* [TRY IT]: Whenever a line in the entries below contains the string "Yacht", copy that line.

* [MATERIAL PROVIDED]:

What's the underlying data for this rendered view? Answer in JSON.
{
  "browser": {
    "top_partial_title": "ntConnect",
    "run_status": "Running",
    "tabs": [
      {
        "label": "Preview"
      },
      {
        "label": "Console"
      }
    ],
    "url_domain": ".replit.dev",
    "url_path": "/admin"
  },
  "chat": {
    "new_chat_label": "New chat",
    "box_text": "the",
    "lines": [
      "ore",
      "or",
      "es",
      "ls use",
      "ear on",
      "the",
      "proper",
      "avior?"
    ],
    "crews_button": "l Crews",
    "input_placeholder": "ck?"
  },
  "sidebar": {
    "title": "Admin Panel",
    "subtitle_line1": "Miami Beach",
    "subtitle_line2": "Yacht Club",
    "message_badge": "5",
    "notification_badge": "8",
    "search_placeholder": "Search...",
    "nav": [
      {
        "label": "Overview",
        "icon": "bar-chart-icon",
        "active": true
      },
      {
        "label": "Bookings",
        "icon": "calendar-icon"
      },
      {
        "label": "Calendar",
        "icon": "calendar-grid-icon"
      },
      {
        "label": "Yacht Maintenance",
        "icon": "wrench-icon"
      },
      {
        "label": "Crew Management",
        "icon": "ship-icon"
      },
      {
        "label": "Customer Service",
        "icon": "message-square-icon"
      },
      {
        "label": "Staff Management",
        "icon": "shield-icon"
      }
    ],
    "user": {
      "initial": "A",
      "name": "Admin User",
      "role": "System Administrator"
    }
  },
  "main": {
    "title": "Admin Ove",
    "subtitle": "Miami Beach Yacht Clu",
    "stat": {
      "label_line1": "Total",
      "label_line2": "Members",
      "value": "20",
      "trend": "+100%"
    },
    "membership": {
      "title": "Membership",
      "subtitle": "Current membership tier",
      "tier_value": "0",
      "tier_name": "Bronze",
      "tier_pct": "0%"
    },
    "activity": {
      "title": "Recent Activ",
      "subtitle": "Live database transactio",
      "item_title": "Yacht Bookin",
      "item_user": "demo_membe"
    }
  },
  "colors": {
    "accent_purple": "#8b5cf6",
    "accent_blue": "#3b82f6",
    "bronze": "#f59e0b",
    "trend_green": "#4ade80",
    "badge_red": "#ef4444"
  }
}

* [SOLUTION TO THIS TASK]:
    "subtitle_line2": "Yacht Club",
        "label": "Yacht Maintenance",
    "subtitle": "Miami Beach Yacht Clu",
      "item_title": "Yacht Bookin",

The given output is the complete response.